■ Work order ■
Listed below are entries; give the number of lines among them that include "Paquebot", and only that number.

_ _ _ _ _ _ _

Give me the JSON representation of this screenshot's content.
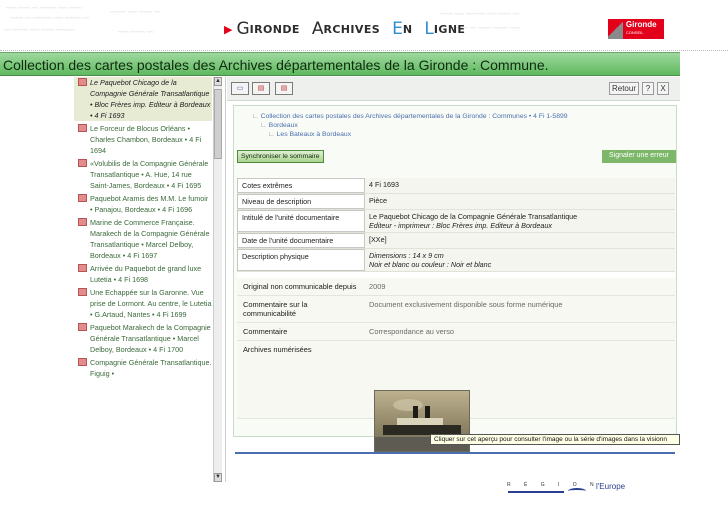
{
  "header": {
    "title_arrow": "▶",
    "title_words": [
      {
        "cap": "G",
        "rest": "IRONDE"
      },
      {
        "cap": "A",
        "rest": "RCHIVES"
      },
      {
        "cap": "E",
        "rest": "N"
      },
      {
        "cap": "L",
        "rest": "IGNE"
      }
    ],
    "logo_name": "Gironde",
    "logo_sub": "CONSEIL GÉNÉRAL"
  },
  "page_title": "Collection des cartes postales des Archives départementales de la Gironde : Commune.",
  "tree": {
    "items": [
      {
        "label": "Le Paquebot Chicago de la Compagnie Générale Transatlantique • Bloc Frères imp. Editeur à Bordeaux • 4 Fi 1693",
        "active": true
      },
      {
        "label": "Le Forceur de Blocus Orléans • Charles Chambon, Bordeaux • 4 Fi 1694",
        "active": false
      },
      {
        "label": "«Volubilis de la Compagnie Générale Transatlantique • A. Hue, 14 rue Saint-James, Bordeaux • 4 Fi 1695",
        "active": false
      },
      {
        "label": "Paquebot Aramis des M.M. Le fumoir • Panajou, Bordeaux • 4 Fi 1696",
        "active": false
      },
      {
        "label": "Marine de Commerce Française. Marakech de la Compagnie Générale Transatlantique • Marcel Delboy, Bordeaux • 4 Fi 1697",
        "active": false
      },
      {
        "label": "Arrivée du Paquebot de grand luxe Lutetia • 4 Fi 1698",
        "active": false
      },
      {
        "label": "Une Echappée sur la Garonne. Vue prise de Lormont. Au centre, le Lutetia • G.Artaud, Nantes • 4 Fi 1699",
        "active": false
      },
      {
        "label": "Paquebot Marakech de la Compagnie Générale Transatlantique • Marcel Delboy, Bordeaux • 4 Fi 1700",
        "active": false
      },
      {
        "label": "Compagnie Générale Transatlantique. Figuig •",
        "active": false
      }
    ]
  },
  "toolbar": {
    "retour_label": "Retour",
    "help_label": "?",
    "close_label": "X"
  },
  "breadcrumb": {
    "level1": "Collection des cartes postales des Archives départementales de la Gironde : Communes • 4 Fi 1-5899",
    "level2": "Bordeaux",
    "level3": "Les Bateaux à Bordeaux"
  },
  "actions": {
    "sync_label": "Synchroniser le sommaire",
    "error_label": "Signaler une erreur"
  },
  "description": {
    "rows": [
      {
        "label": "Cotes extrêmes",
        "value": "4 Fi 1693"
      },
      {
        "label": "Niveau de description",
        "value": "Pièce"
      },
      {
        "label": "Intitulé de l'unité documentaire",
        "value": "Le Paquebot Chicago de la Compagnie Générale Transatlantique",
        "value2": "Editeur - imprimeur : Bloc Frères imp. Editeur à Bordeaux"
      },
      {
        "label": "Date de l'unité documentaire",
        "value": "[XXe]"
      },
      {
        "label": "Description physique",
        "value": "Dimensions : 14 x 9 cm",
        "value2": "Noir et blanc ou couleur : Noir et blanc"
      }
    ],
    "notes": [
      {
        "label": "Original non communicable depuis",
        "value": "2009"
      },
      {
        "label": "Commentaire sur la communicabilité",
        "value": "Document exclusivement disponible sous forme numérique"
      },
      {
        "label": "Commentaire",
        "value": "Correspondance au verso"
      },
      {
        "label": "Archives numérisées",
        "value": ""
      }
    ]
  },
  "tooltip": "Cliquer sur cet aperçu pour consulter l'image ou la série d'images dans la visionn",
  "footer": {
    "region_text": "R É G I O N",
    "europe_text": "l'Europe"
  }
}
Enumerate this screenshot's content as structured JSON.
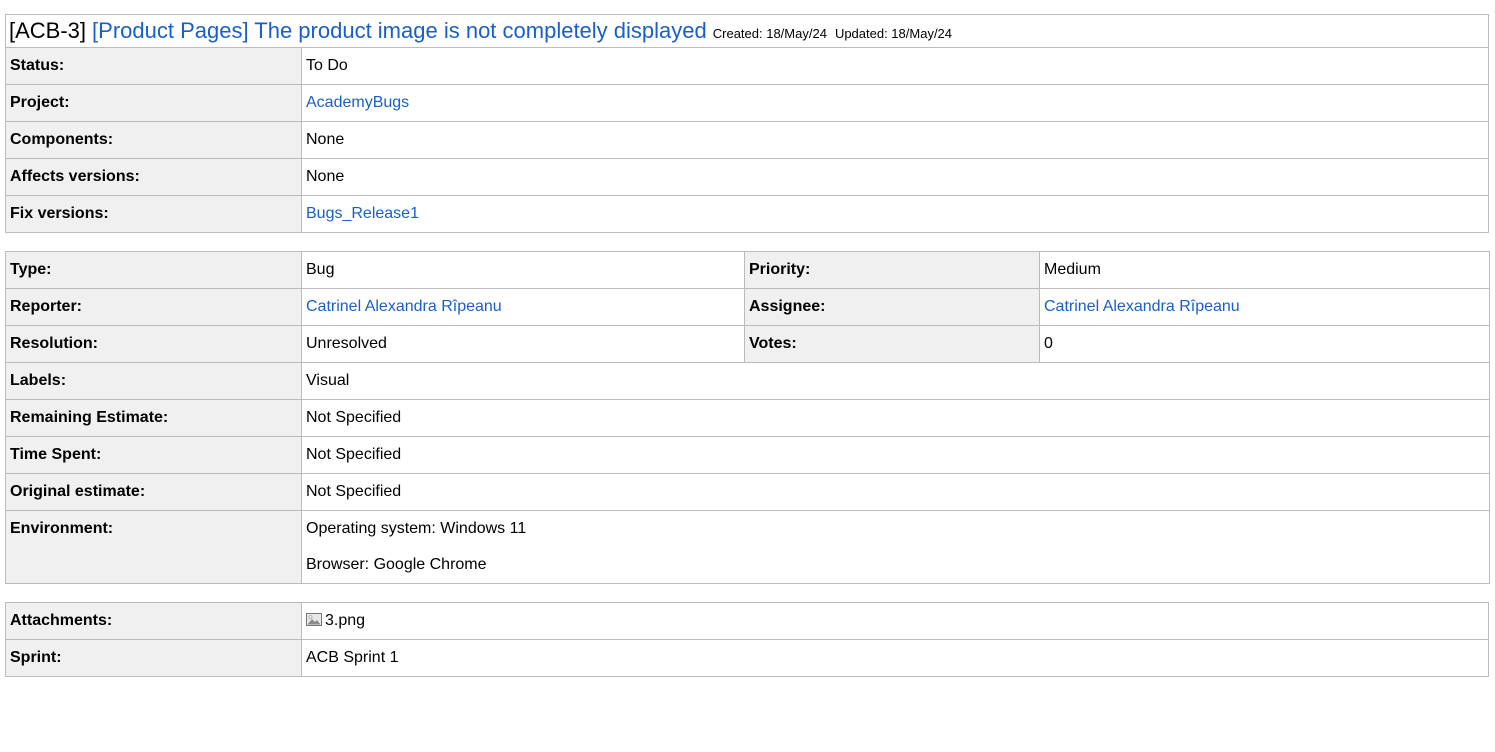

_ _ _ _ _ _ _

■ Result for this task ■
5